The first time I touched a dead person, I was too short to reach into the casket, so my father picked me up and I leaned in for that first, empty, cold touch. It was thrilling, because it was an unthinkable act. After Kate Mayfield was born, she was taken directly to a funeral home. Her father was an undertaker, and for thirteen years the family resided in a place nearly synonymous with death. A place where the living and the dead entered their house like a vapor. The place where Kate would spend the entirety of her childhood. In a memoir that reads like a Harper Lee novel, Mayfield draws the reader into a world of Southern mystique and ghosts. Kate’s father set up shop in a small town where he was one of two white morticians during the turbulent 1960s. Jubilee, Kentucky, was a segregated, god-fearing community where no one kept secrets, except the ones they were buried with. By opening a funeral home, Kate’s father also opened the door to family feuds, fetishes, and victims of accidents, murder, and suicide. The family saw it all. They also saw the quiet ruin of Kate’s father, who hid alcoholism and infidelity behind a cool, charismatic exterior. As Mayfield grows from trusting child to rebellious teen, she begins to find the enforced hush of the funeral home oppressive, and longs for the day she can escape the confines of her small town. In The Undertaker’s Daughter, Kate has written a triumph of a memoir. This vivid and stranger-than-fiction true story ultimately teaches us how living in a house of death can prepare one for life.
One modern-day Rapunzel. One naked man. Two very different wicked witches. At 22, Sage Rampion has barely spoken to a man, but she’s read a lot about them. She was raised and home-schooled by an expert on the subject: her grandmother, a Professor of Womyn’s Studies (spelt with a Y). When Sage meets the male nude model she saw from her grandma’s office window, her sheltered world begins to unravel. She starts asking questions about how she was brought up, and the teenage mother who abandoned her. It looks like the battle of the sexes is way more complex (and far more fun) than she’s been told …
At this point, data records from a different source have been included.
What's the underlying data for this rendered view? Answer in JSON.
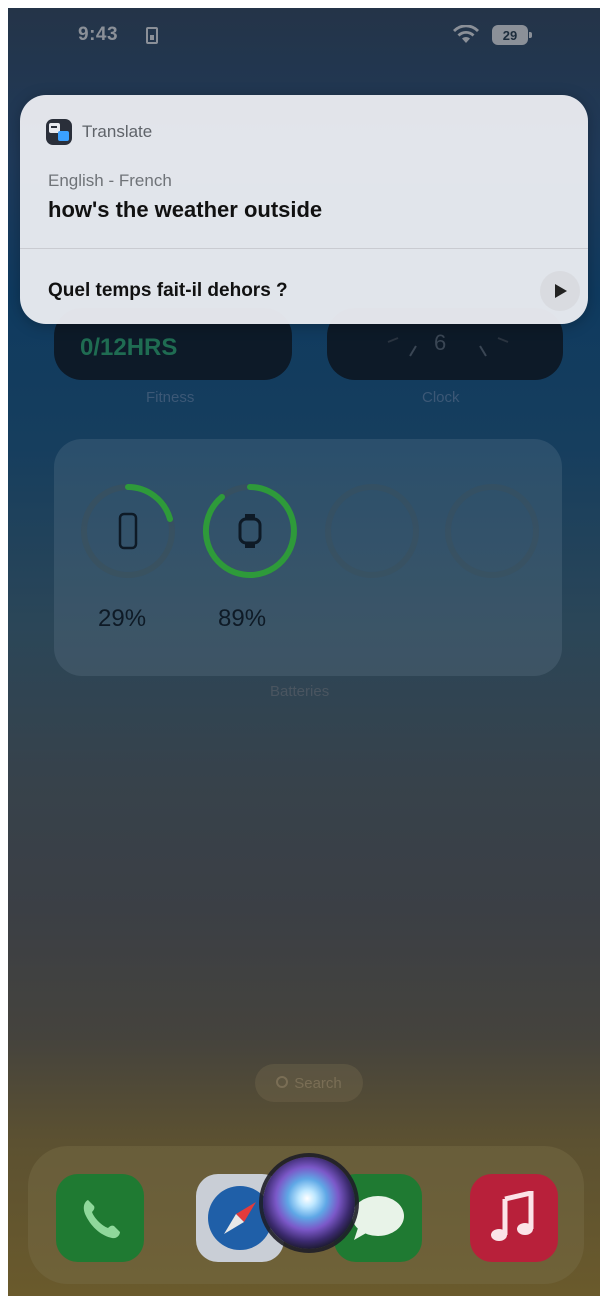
{
  "status_bar": {
    "time": "9:43",
    "battery_level": "29"
  },
  "notification": {
    "app_name": "Translate",
    "language_pair": "English - French",
    "source_text": "how's the weather outside",
    "translated_text": "Quel temps fait-il dehors ?"
  },
  "widgets": {
    "fitness": {
      "value": "0/12HRS",
      "label": "Fitness"
    },
    "clock": {
      "label": "Clock",
      "six": "6"
    },
    "batteries": {
      "label": "Batteries",
      "phone_percent": "29%",
      "watch_percent": "89%"
    }
  },
  "search": {
    "label": "Search"
  },
  "dock": {
    "apps": [
      "phone-icon",
      "safari-icon",
      "messages-icon",
      "music-icon"
    ]
  },
  "colors": {
    "card_background": "#E8EAF0",
    "fitness_accent": "#1F6C52",
    "battery_ring": "#3CB043",
    "music_red": "#C0243A",
    "phone_green": "#1F9E3A"
  }
}
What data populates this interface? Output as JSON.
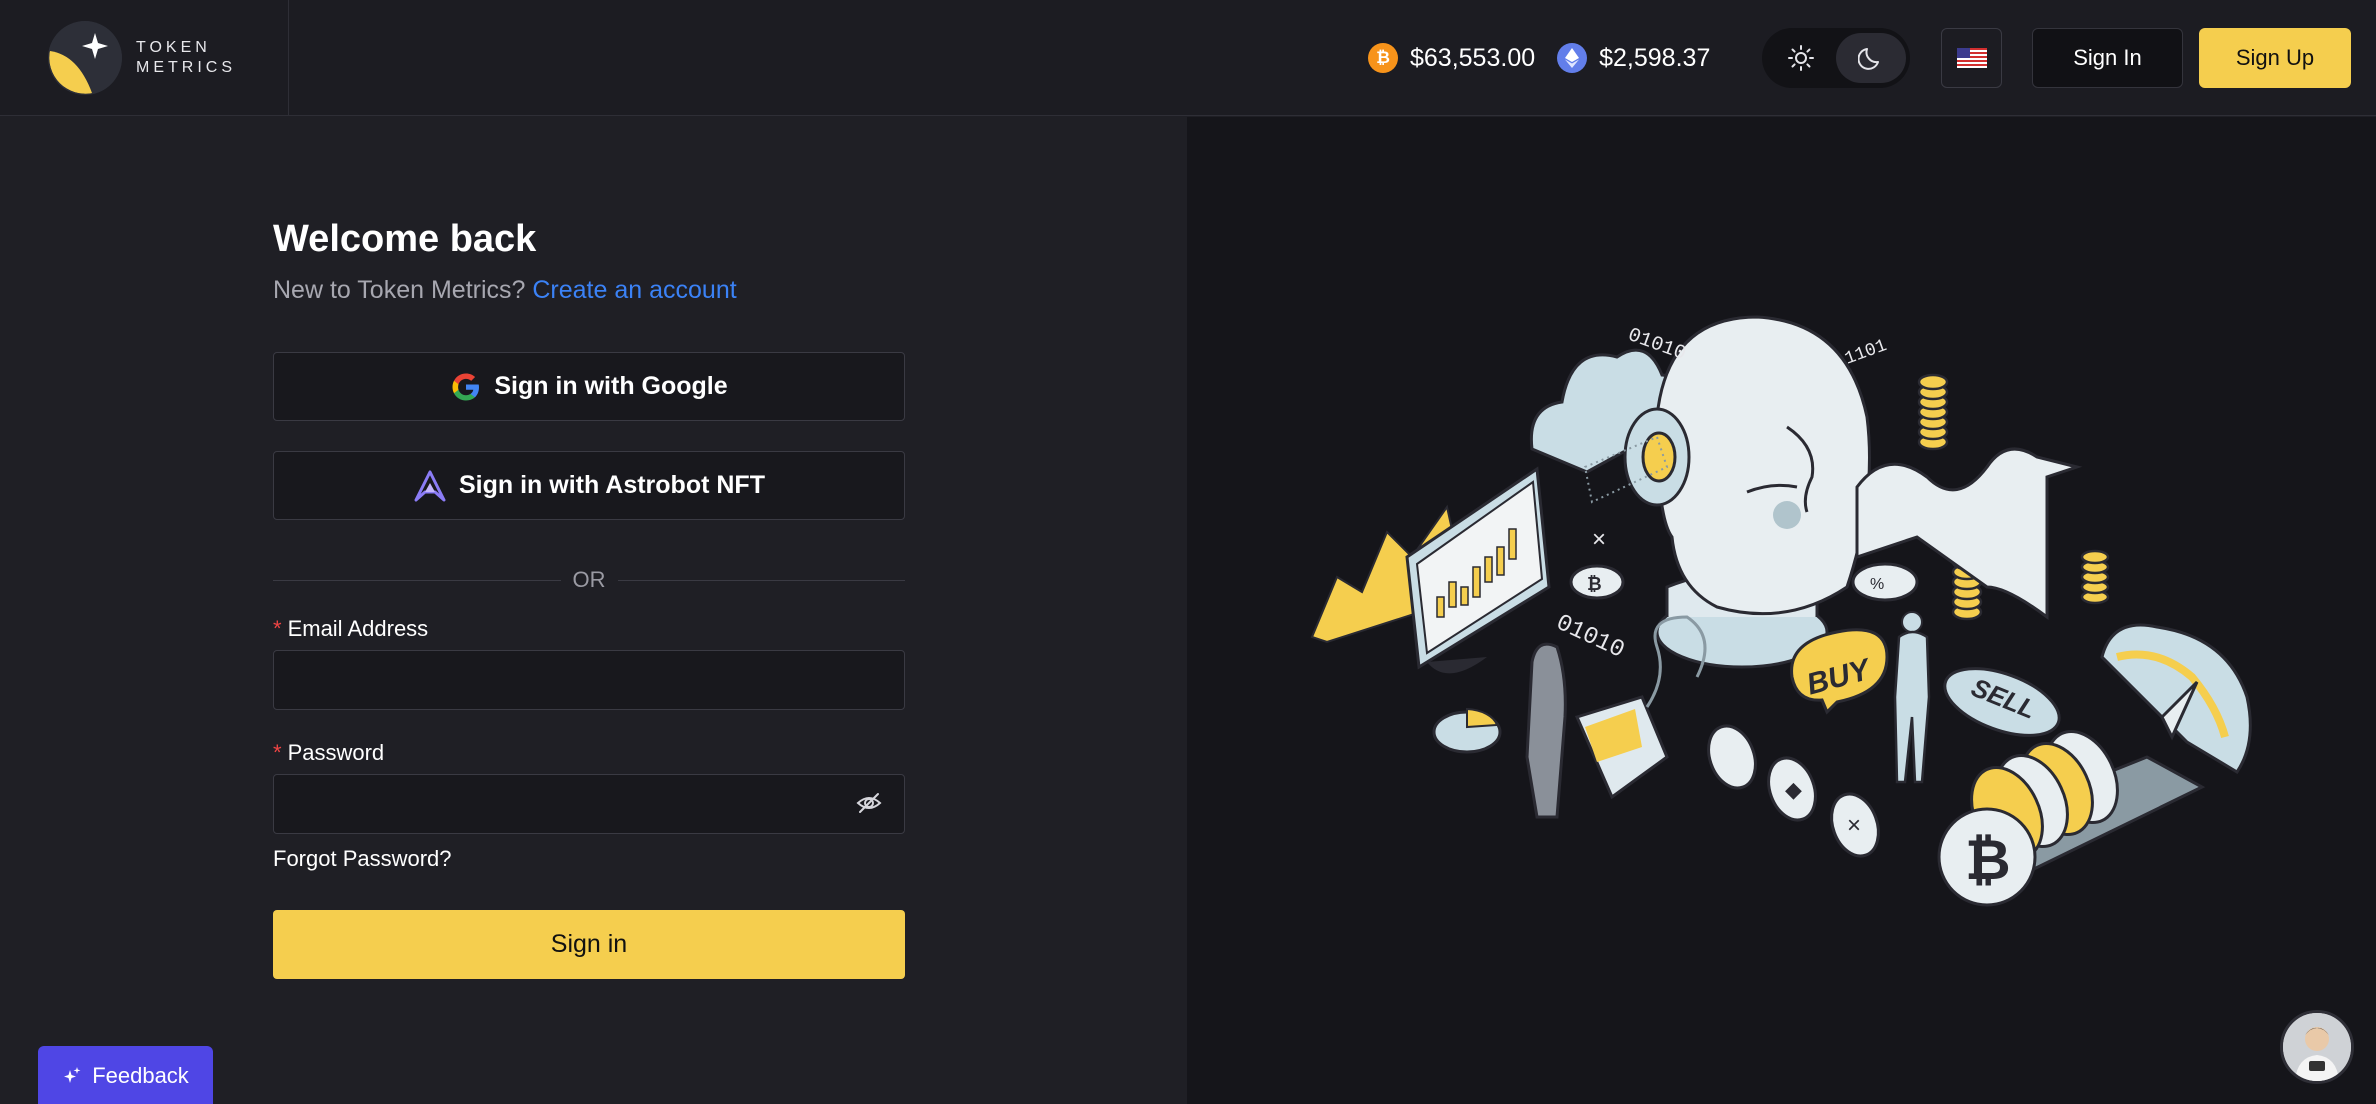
{
  "brand": {
    "line1": "TOKEN",
    "line2": "METRICS"
  },
  "prices": {
    "btc": {
      "icon": "bitcoin-icon",
      "symbol": "₿",
      "value": "$63,553.00"
    },
    "eth": {
      "icon": "ethereum-icon",
      "symbol": "◆",
      "value": "$2,598.37"
    }
  },
  "theme": {
    "selected": "dark"
  },
  "header": {
    "signin_label": "Sign In",
    "signup_label": "Sign Up"
  },
  "form": {
    "title": "Welcome back",
    "subtitle": "New to Token Metrics?",
    "create_link": "Create an account",
    "google_label": "Sign in with Google",
    "astrobot_label": "Sign in with Astrobot NFT",
    "or_text": "OR",
    "email_label": "Email Address",
    "email_value": "",
    "password_label": "Password",
    "password_value": "",
    "forgot_label": "Forgot Password?",
    "submit_label": "Sign in"
  },
  "illustration": {
    "buy": "BUY",
    "sell": "SELL",
    "binary1": "01010",
    "binary2": "01010",
    "binary3": "1101"
  },
  "feedback": {
    "label": "Feedback"
  },
  "colors": {
    "accent": "#f5ce4e",
    "link": "#3b82f6",
    "feedback": "#4f46e5",
    "background": "#1f1f25",
    "panel": "#15151a"
  }
}
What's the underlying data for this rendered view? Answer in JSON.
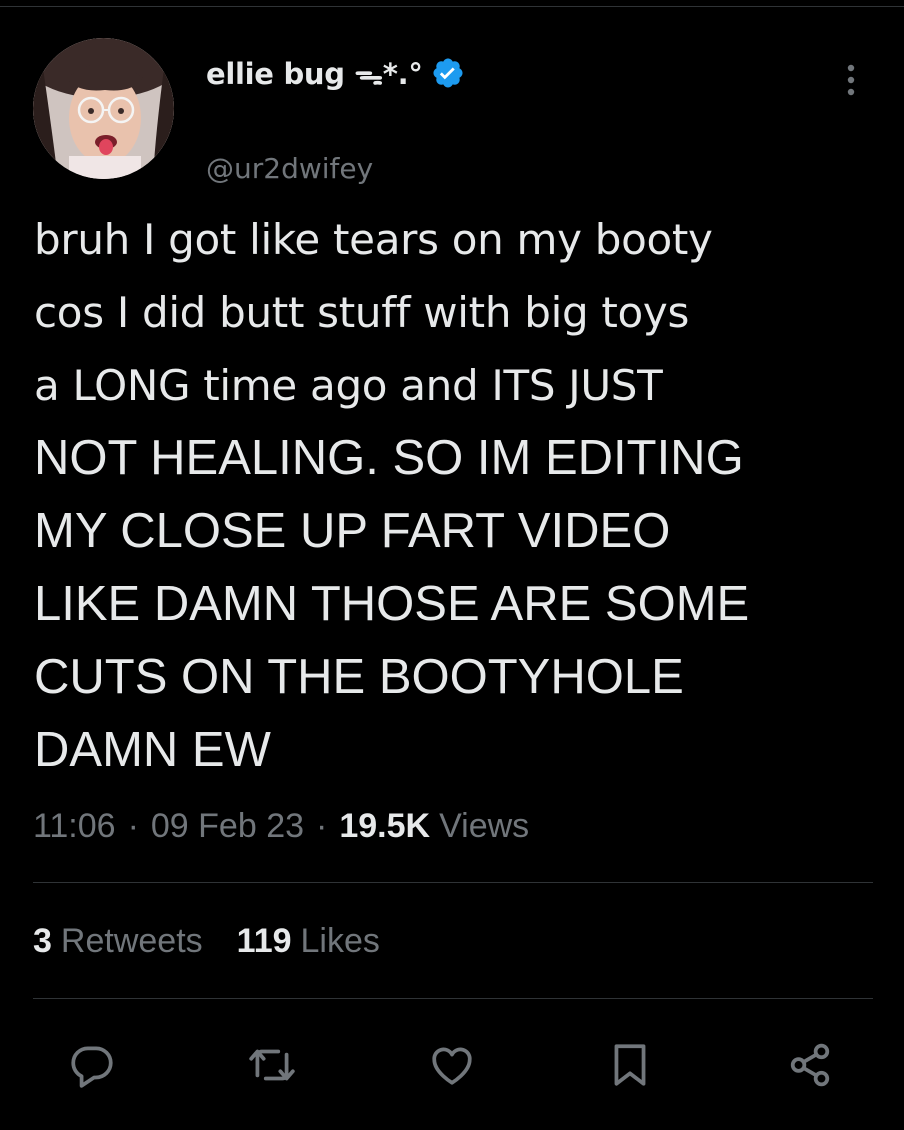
{
  "author": {
    "display_name": "ellie bug ᯓ*.°",
    "handle": "@ur2dwifey",
    "verified": true,
    "verified_color": "#1d9bf0"
  },
  "tweet": {
    "lines": [
      "bruh I got like tears on my booty",
      "cos I did butt stuff with big toys",
      "a LONG time ago and ITS JUST",
      "NOT HEALING. SO IM EDITING",
      "MY CLOSE UP FART VIDEO",
      "LIKE DAMN THOSE ARE SOME",
      "CUTS ON THE BOOTYHOLE",
      "DAMN EW"
    ]
  },
  "meta": {
    "time": "11:06",
    "separator": "·",
    "date": "09 Feb 23",
    "views_count": "19.5K",
    "views_label": "Views"
  },
  "stats": {
    "retweets_count": "3",
    "retweets_label": "Retweets",
    "likes_count": "119",
    "likes_label": "Likes"
  },
  "actions": [
    "reply-icon",
    "retweet-icon",
    "like-icon",
    "bookmark-icon",
    "share-icon"
  ],
  "colors": {
    "background": "#000000",
    "text_primary": "#e7e9ea",
    "text_secondary": "#71767b",
    "divider": "#2f3336"
  }
}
To everyone else in this carriage I must look normal; I’m doing exactly what they do: commuting to work, making appointments, ticking things off lists. Just goes to show. Rachel takes the same commuter train every morning and every evening. Every day she passes the same Victorian terraces, stops at the same signal, and sees the same couple, breakfasting on their roof terrace. Jason and Jess seem so happy together. Then one day Rachel sees something she shouldn’t have seen, and soon after, Jess disappears. Suddenly Rachel is chasing the truth and unable to trust anyone. Not even herself. Tense, taut, twisty and surprising . . . The Girl on the Train creeps right under your skin and stays there.
Dave Hooper has the hangover from hell, a demonic ex-wife and the claws of the tax office sinking into him. So the last thing he needs is an explosion at the off-shore oil rig where he works. But this is no ordinary industrial accident, and despite the news reports, Dave knows that terrorists aren’t to blame for the disaster. He knows because he has killed one of the things responsible. When he wakes up in a hospital bed guarded by Navy SEALs, he realises he hasn’t been on a bad acid trip. It all really happened. Yet his shock is cut short by a startling self-discovery; his contact with the creature has transformed the overweight, balding safety manager into something else entirely. A goddamned superhero. Then he learns the attack on the rig is only the first.